I plugged in my fiddle for a terrific gig with the Zen Consultants last night. The ZCs are a once-in-a-blue-moon folky rock group whose core consists of Larry Mediate on rhythm guitar, lead vocals, and overall leadership; Ron Goad on drums; and Bernie Muller-Tyme on lead guitar. Larry asked me to join on fiddle and Lucian Kowalski on bass for this gig at Bangkok Blues.
The restaurant has great Thai food and some American items too, like cheeseburgers and steaks. We were the first band of the night, playing for a bit over two hours. I say “folky” because most of this material could translate straight off to acoustic instruments no trouble.

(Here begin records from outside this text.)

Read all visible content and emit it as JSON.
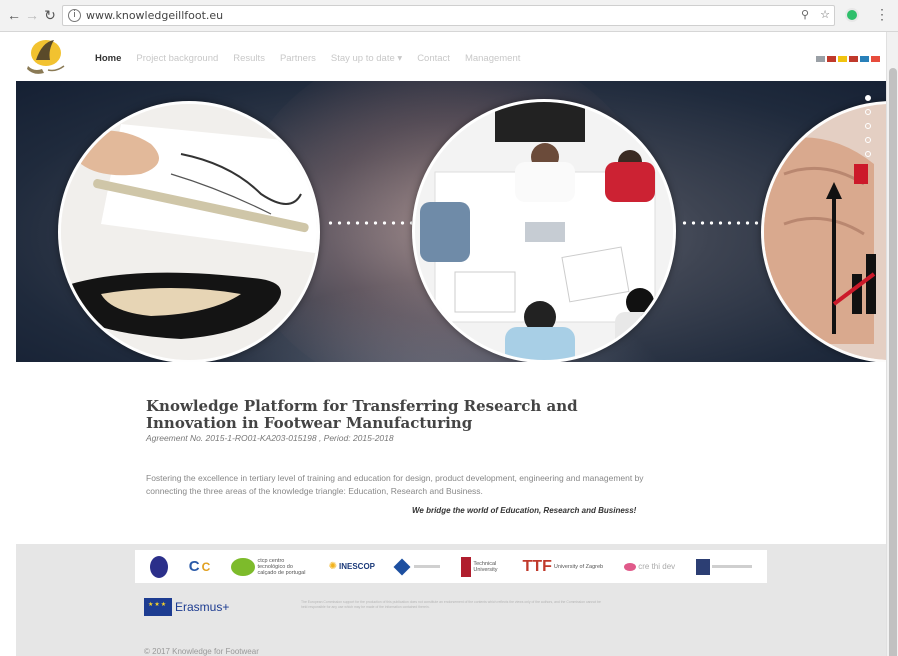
{
  "browser": {
    "url": "www.knowledgeillfoot.eu",
    "icons": [
      "back-arrow-icon",
      "forward-arrow-icon",
      "reload-icon",
      "info-icon",
      "zoom-icon",
      "star-icon",
      "extension-icon",
      "menu-icon"
    ]
  },
  "header": {
    "logo_icon": "shoe-logo-icon",
    "nav": [
      {
        "label": "Home",
        "active": true
      },
      {
        "label": "Project background"
      },
      {
        "label": "Results"
      },
      {
        "label": "Partners"
      },
      {
        "label": "Stay up to date ▾"
      },
      {
        "label": "Contact"
      },
      {
        "label": "Management"
      }
    ],
    "flags": [
      "#9aa0a6",
      "#c0392b",
      "#f1c40f",
      "#c0392b",
      "#2980b9",
      "#e74c3c"
    ]
  },
  "hero": {
    "slide_count": 5,
    "active_slide": 1,
    "images": [
      "shoe-design-sketch",
      "business-meeting-table",
      "growth-chart-hand"
    ]
  },
  "main": {
    "title": "Knowledge Platform for Transferring Research and Innovation in Footwear Manufacturing",
    "agreement": "Agreement No. 2015-1-RO01-KA203-015198 , Period: 2015-2018",
    "description": "Fostering the excellence in tertiary level of training and education for design, product development, engineering and management by connecting the three areas of the knowledge triangle: Education, Research and Business.",
    "motto": "We bridge the world of Education, Research and Business!"
  },
  "footer": {
    "partners": [
      {
        "name": "",
        "icon": "university-seal-icon",
        "color": "#2b2f8a"
      },
      {
        "name": "",
        "icon": "cec-logo-icon",
        "color": "#2a5aa8"
      },
      {
        "name": "ctcp centro tecnológico do calçado de portugal",
        "icon": "ctcp-logo-icon",
        "color": "#7dbb2b"
      },
      {
        "name": "INESCOP",
        "icon": "inescop-logo-icon",
        "color": "#1b3a7a"
      },
      {
        "name": "",
        "icon": "diamond-logo-icon",
        "color": "#1d4fa0"
      },
      {
        "name": "Technical University",
        "icon": "tu-logo-icon",
        "color": "#b01e2e"
      },
      {
        "name": "University of Zagreb",
        "icon": "zagreb-logo-icon",
        "color": "#c0392b"
      },
      {
        "name": "cre thi dev",
        "icon": "crethidev-logo-icon",
        "color": "#e05a8a"
      },
      {
        "name": "",
        "icon": "institute-logo-icon",
        "color": "#2c3e73"
      }
    ],
    "erasmus_label": "Erasmus+",
    "disclaimer": "The European Commission support for the production of this publication does not constitute an endorsement of the contents which reflects the views only of the authors, and the Commission cannot be held responsible for any use which may be made of the information contained therein.",
    "copyright": "© 2017 Knowledge for Footwear"
  }
}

Leonard Cohen’s “Hallelujah,” the Beatles’s “Across The Universe,” Neil Young’s “Powder Finger,” Townes Van Zandt’s “Pancho And Lefty.”
Bernie does a great version of Nick Lowe’s “Peace Love & Understanding” where he stretches it out in a groove with dramatic dynamic shifts, and an extended improv talk in the middle. Bernie was in the a cappella group Da Vinci’s Notebook for ten years–a fabulous group who performed in a free improv mode. The man plays lead guitar in the same mind space, just plays and let’s the guitar talk. Not overpowering on the lead either–it’s a treat to hear a Telecaster just blending in. His playing reminds me of a good mandolin in a tight bluegrass circle.
Same goes for Ron and Lucian. Both guys are solid and just play. Lots of good blend with these guys, they follow Larry, and it really is easy to play with them. Not a lot of tight tricky parts for me. I just played fills and leads, tried my best to blend with my bluegrass mind.
My electric setup is a new deal for me. I put a Headway Band pickup around my #1 fiddle. The instrument is terribly dark in tone, which works great in Feel The Wag since we don’t have a bass player. The blend with hammered dulcimer feels really good with those guys, but I wasn’t sure if the dark tone would work plugged in. I plugged the fiddle into my little Vox 5w busking amp, put on a touch of chorus and went for a semi-cello warm tone. To me, the best-sounding electric violin tone is often more of a viola or cello mellowness, almost doing the role of a B3. I wasn’t going for the more squawky vocal electric fiddle tone like Richard Greene with SeaTrin. Richard was the lead in that group, but I’m just playing fills and warming up the soup a bit. It seemed to work pretty good last night. Folks said it was a bit tough to hear the fiddle for the first part of our set, but the sound guy turned it up a bit and folks could hear it.
We got a lot of compliments, some requests that we could fill and others we couldn’t. It was flattering to have some other excellent musicians there to hear us, including Dulci Taylor and Jim Clark. Bernie and I each took a ten-minute solo spot, playing guitar and singing, to give the other guys a break, and that worked well to keep the music going for the audience. I sold a few CDs, signed an autograph, got some folks to sign up for my email list, and met lots of really fun and sweet folks. I hope we get a chance to do this again soon.